*** Opening Given data ***
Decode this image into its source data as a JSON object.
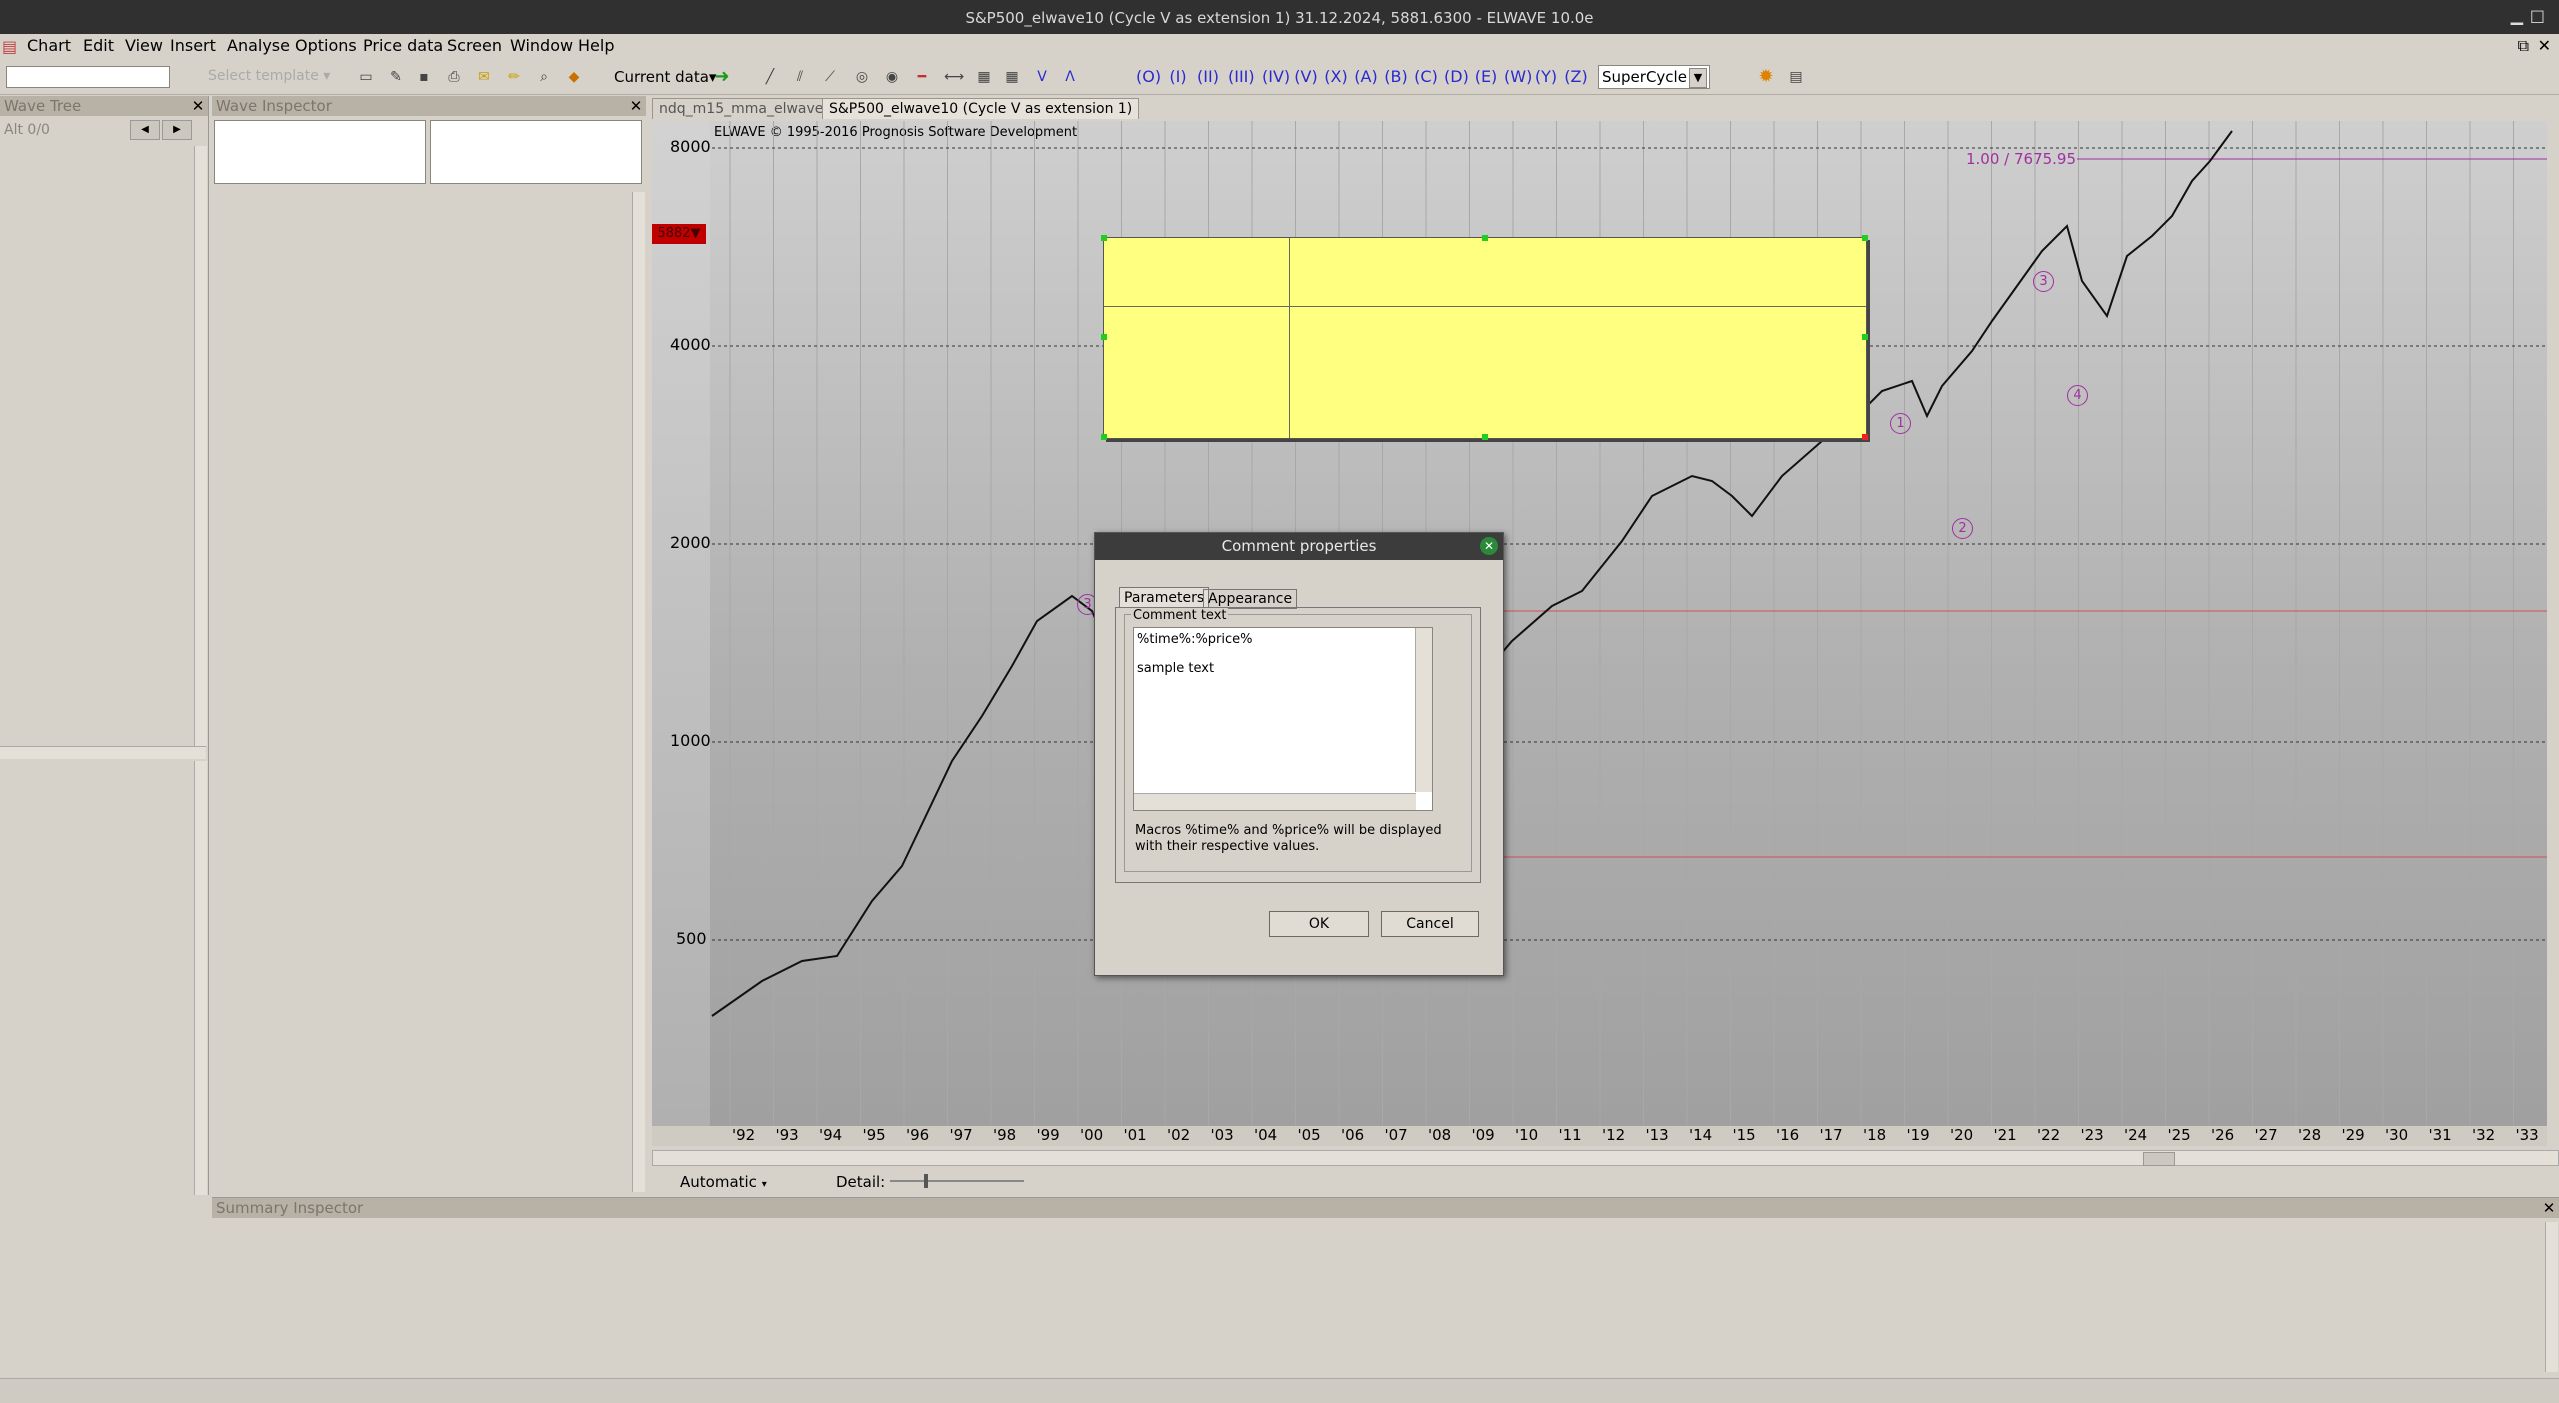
{
  "window": {
    "title": "S&P500_elwave10 (Cycle V as extension 1)  31.12.2024, 5881.6300 - ELWAVE 10.0e"
  },
  "menu": [
    "Chart",
    "Edit",
    "View",
    "Insert",
    "Analyse",
    "Options",
    "Price data",
    "Screen",
    "Window",
    "Help"
  ],
  "toolbar": {
    "template_placeholder": "Select template",
    "current_data": "Current data",
    "degree_select": "SuperCycle",
    "wave_labels": [
      "(O)",
      "(I)",
      "(II)",
      "(III)",
      "(IV)",
      "(V)",
      "(X)",
      "(A)",
      "(B)",
      "(C)",
      "(D)",
      "(E)",
      "(W)",
      "(Y)",
      "(Z)"
    ]
  },
  "wave_tree": {
    "title": "Wave Tree",
    "alt_label": "Alt 0/0"
  },
  "wave_inspector": {
    "title": "Wave Inspector"
  },
  "tabs": [
    "ndq_m15_mma_elwave10",
    "S&P500_elwave10 (Cycle V as extension 1)"
  ],
  "chart": {
    "copyright": "ELWAVE © 1995-2016 Prognosis Software Development",
    "price_marker": "5882",
    "target_label": "1.00 / 7675.95",
    "ylabels": [
      "8000",
      "4000",
      "2000",
      "1000",
      "500"
    ],
    "xlabels": [
      "'92",
      "'93",
      "'94",
      "'95",
      "'96",
      "'97",
      "'98",
      "'99",
      "'00",
      "'01",
      "'02",
      "'03",
      "'04",
      "'05",
      "'06",
      "'07",
      "'08",
      "'09",
      "'10",
      "'11",
      "'12",
      "'13",
      "'14",
      "'15",
      "'16",
      "'17",
      "'18",
      "'19",
      "'20",
      "'21",
      "'22",
      "'23",
      "'24",
      "'25",
      "'26",
      "'27",
      "'28",
      "'29",
      "'30",
      "'31",
      "'32",
      "'33"
    ],
    "wave_markers": [
      "1",
      "2",
      "3",
      "4",
      "3"
    ]
  },
  "bottom": {
    "scale_mode": "Automatic",
    "detail_label": "Detail:"
  },
  "summary": {
    "title": "Summary Inspector"
  },
  "dialog": {
    "title": "Comment properties",
    "tabs": [
      "Parameters",
      "Appearance"
    ],
    "group_label": "Comment text",
    "text_line1": "%time%:%price%",
    "text_line2": "sample text",
    "hint": "Macros %time% and %price% will be displayed with their respective values.",
    "ok": "OK",
    "cancel": "Cancel"
  }
}
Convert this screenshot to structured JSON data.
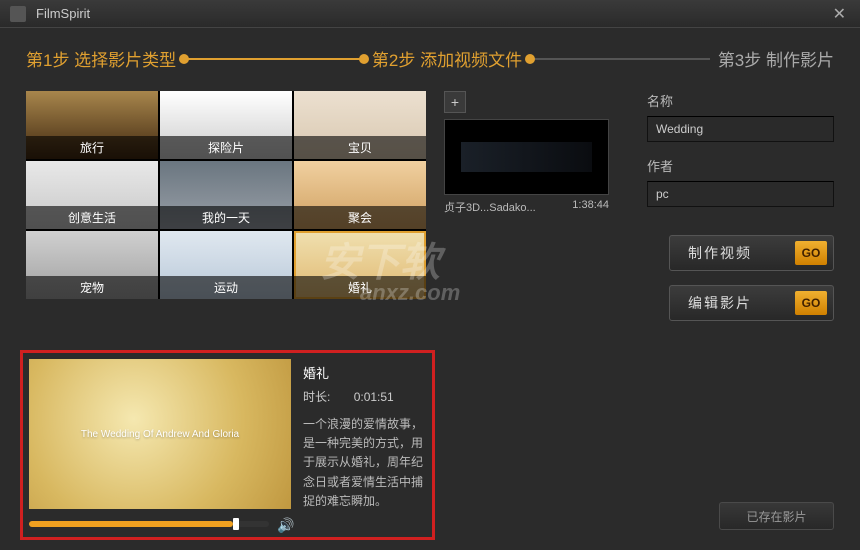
{
  "app": {
    "title": "FilmSpirit"
  },
  "steps": {
    "s1": "第1步 选择影片类型",
    "s2": "第2步 添加视频文件",
    "s3": "第3步 制作影片"
  },
  "tiles": [
    {
      "label": "旅行"
    },
    {
      "label": "探险片"
    },
    {
      "label": "宝贝"
    },
    {
      "label": "创意生活"
    },
    {
      "label": "我的一天"
    },
    {
      "label": "聚会"
    },
    {
      "label": "宠物"
    },
    {
      "label": "运动"
    },
    {
      "label": "婚礼"
    }
  ],
  "video": {
    "name": "贞子3D...Sadako...",
    "duration": "1:38:44"
  },
  "form": {
    "name_label": "名称",
    "name_value": "Wedding",
    "author_label": "作者",
    "author_value": "pc"
  },
  "actions": {
    "make": "制作视频",
    "edit": "编辑影片",
    "go": "GO",
    "saved": "已存在影片"
  },
  "preview": {
    "img_text": "The Wedding Of Andrew And Gloria",
    "title": "婚礼",
    "dur_label": "时长:",
    "dur_value": "0:01:51",
    "desc": "一个浪漫的爱情故事，是一种完美的方式，用于展示从婚礼，周年纪念日或者爱情生活中捕捉的难忘瞬加。"
  },
  "watermark": {
    "line1": "安下软",
    "line2": "anxz.com"
  }
}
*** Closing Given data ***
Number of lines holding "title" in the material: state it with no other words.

7